The famous actress receives the Time Machine Award, the same day that Vigalondo explains the secrets of ‘Colossal’ and the two Sitges 2016 official books are presented
Barbara Crampton’s magic shines in Sitges: yesterday she welcomed the Sitges Zombie Walk, today she presented Beyond the Gates and will receive the Time Machine Award in recognition of a solid career that includes titles like Re-Animator, Chopping Mall, From Beyond or Space Truckers.
When Stuart Gordon’s film Re-Animator was presented in the in competition Official Selection at the 1985 Sitges Film Festival (winning the Award for Best Feature Length Film), few suspected that over time, the young twentysomething lady starring in the film would become one of the most famous scream queens in fantastic genre films. “Thank you so much for saying I’m an actress with one of the best screams on screen”, the actress commented with a laugh at the press conference. Crampton presented Beyond the Gates in the Festival’s Panorama Fantàstic section where, in addition to being one of the lead actresses, she is also a producer. “I chose Barbara because she was the perfect actress to make the connection I wanted with films from the eighties”, stated Jackson Stewart, the film’s director. The film’s action is set in the present, but it is glossed with a patina of eighties nostalgia, where Crampton’s awesome presence places an essential role in the storyline. “In addition to the screenplay, I loved the movie’s characters and, of course, my own role. I thought they were all very interesting and since I really wanted to help Jackson pull off the project, I got involved not only as an actress but also in production”, remarked Campton, who also had words of praise for the Festival when she stated that “now that we can find some festival around the world almost every week, Sitges has been one of the few places that has always banked on genre films and has been supporting them for nearly 50 years”.
As a part of the side events offered by the Festival, the two Sitges 2016 official books were presented in the Fnac marquee: Donde nadie ha llegado antes (Star Trek) and Red Planet Marx. La conquista soviética del espacio, both published by Tyrannosaurus Books. The event was attended by Ángel Sala, along with a considerable representation on behalf of their authors: Jordi Sánchez Navarro, Cels Piñol, Jordi Ojeda and Luis Rosales, as well as publisher José Miguel Rodríguez. “There are two options: addressing the subject once and for all –something that involves a lot of time and substantial resources–, or adopting an impressionist, personal point of view, achieving a reflection of the author’s relationship with the theme to be addressed. This was our way of seeing things when it came to talking about the Star Trek universe”, stated Sánchez Navarro. On the other hand, Jordi Ojeda referred to the technological revolution that the Star Trek saga represented: “The cell phone exists today because a Star Trek fan thought up the idea after seeing one of the series’ episodes”, while Ángel Sala highlighted the effort and satisfaction of presenting a book on Soviet science fiction: “it’s the first time that a subject like this has been addressed, given the intrinsic difficulty of finding films from that time in optimum condition, and not the Americanized copies that we got back in the fifties”.

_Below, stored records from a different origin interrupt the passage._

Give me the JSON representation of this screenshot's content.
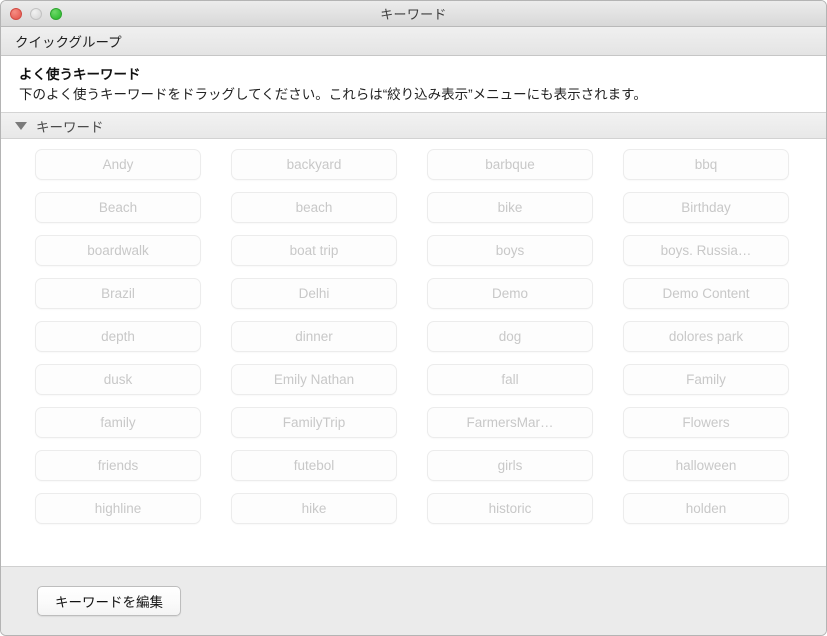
{
  "window": {
    "title": "キーワード",
    "traffic_lights": [
      {
        "name": "close",
        "color": "#e8635a"
      },
      {
        "name": "minimize",
        "color": "#dcdcdc"
      },
      {
        "name": "zoom",
        "color": "#39c13a"
      }
    ]
  },
  "toolbar": {
    "quick_group_label": "クイックグループ"
  },
  "header": {
    "title": "よく使うキーワード",
    "description": "下のよく使うキーワードをドラッグしてください。これらは“絞り込み表示”メニューにも表示されます。"
  },
  "section": {
    "label": "キーワード",
    "disclosure_icon": "triangle-down-icon",
    "expanded": true
  },
  "keywords": [
    "Andy",
    "backyard",
    "barbque",
    "bbq",
    "Beach",
    "beach",
    "bike",
    "Birthday",
    "boardwalk",
    "boat trip",
    "boys",
    "boys. Russia…",
    "Brazil",
    "Delhi",
    "Demo",
    "Demo Content",
    "depth",
    "dinner",
    "dog",
    "dolores park",
    "dusk",
    "Emily Nathan",
    "fall",
    "Family",
    "family",
    "FamilyTrip",
    "FarmersMar…",
    "Flowers",
    "friends",
    "futebol",
    "girls",
    "halloween",
    "highline",
    "hike",
    "historic",
    "holden"
  ],
  "footer": {
    "edit_keywords_label": "キーワードを編集"
  },
  "colors": {
    "titlebar_top": "#ececec",
    "titlebar_bottom": "#d8d8d8",
    "content_bg": "#ffffff",
    "footer_bg": "#ebebeb",
    "keyword_text": "#c8c8c8",
    "keyword_border": "#ececec"
  }
}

Nacho Vigalondo is another one of the important figures that can be seen in Sitges. Colossal was screened with great expectation on Friday, and was presented today at a press conference, along with Nahikari Ipiña, the producer who has accompanied him in all of his projects. “Beyond the brilliant idea that can remain stored in a box for many years, what makes a film come into existence is the emotional arc: the character that will give life to the story”, commented Vigalondo, focusing Colossal’s spotlight on Gloria, played by Anne Hathaway. “Seeing how Ann started to become Gloria in a question of minutes after speaking to her about the story in a New York café led us to understand that the project would be possible”, explained producer Nahikari Ipiña. “Something as simple as the leading character’s final gaze is the reason that Anne Hathaway decided to become our heroin”, confirmed Vigalondo, a filmmaker with a special fondness for the Festival (he presented his debut film Timecrimes, here).

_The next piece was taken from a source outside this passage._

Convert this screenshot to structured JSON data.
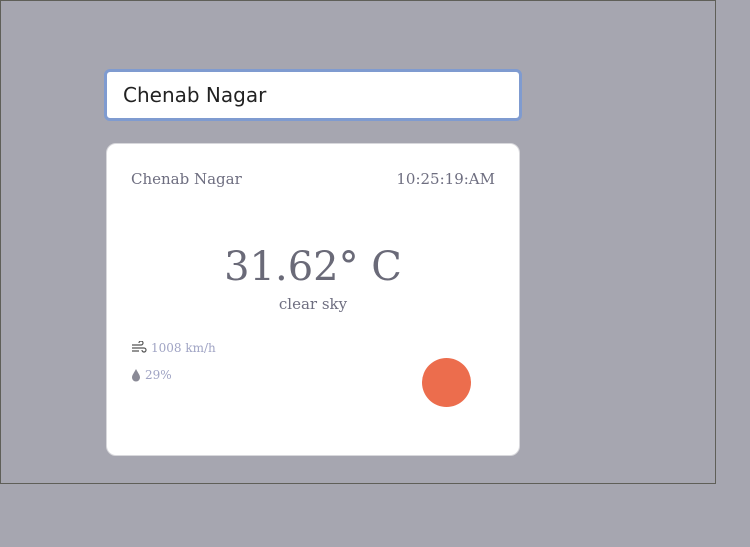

Sitges 2016’s third day continued with the screenings of the best fantastic cinema (like Are We not Cats or the Japanese Museum), animated films (presenting the first batch of in competition animated shorts) and Catalan productions like El cor del pi negre, the debut feature film from Jaume Pujades who held a talk with the audience following the screening. In the afternoon, the Tramuntana offered the premiere of Likely Stories, the miniseries directed by Neil Gaiman, and the Hong Kong Trade Development Council (the financial office in Brussels to promote relations between Europe and Hong Kong) offered Festival guests a cocktail attended by Dante Lam, one of the most representative directors of the former British colony, who is visiting the Festival to present his latest film Operation Mekong.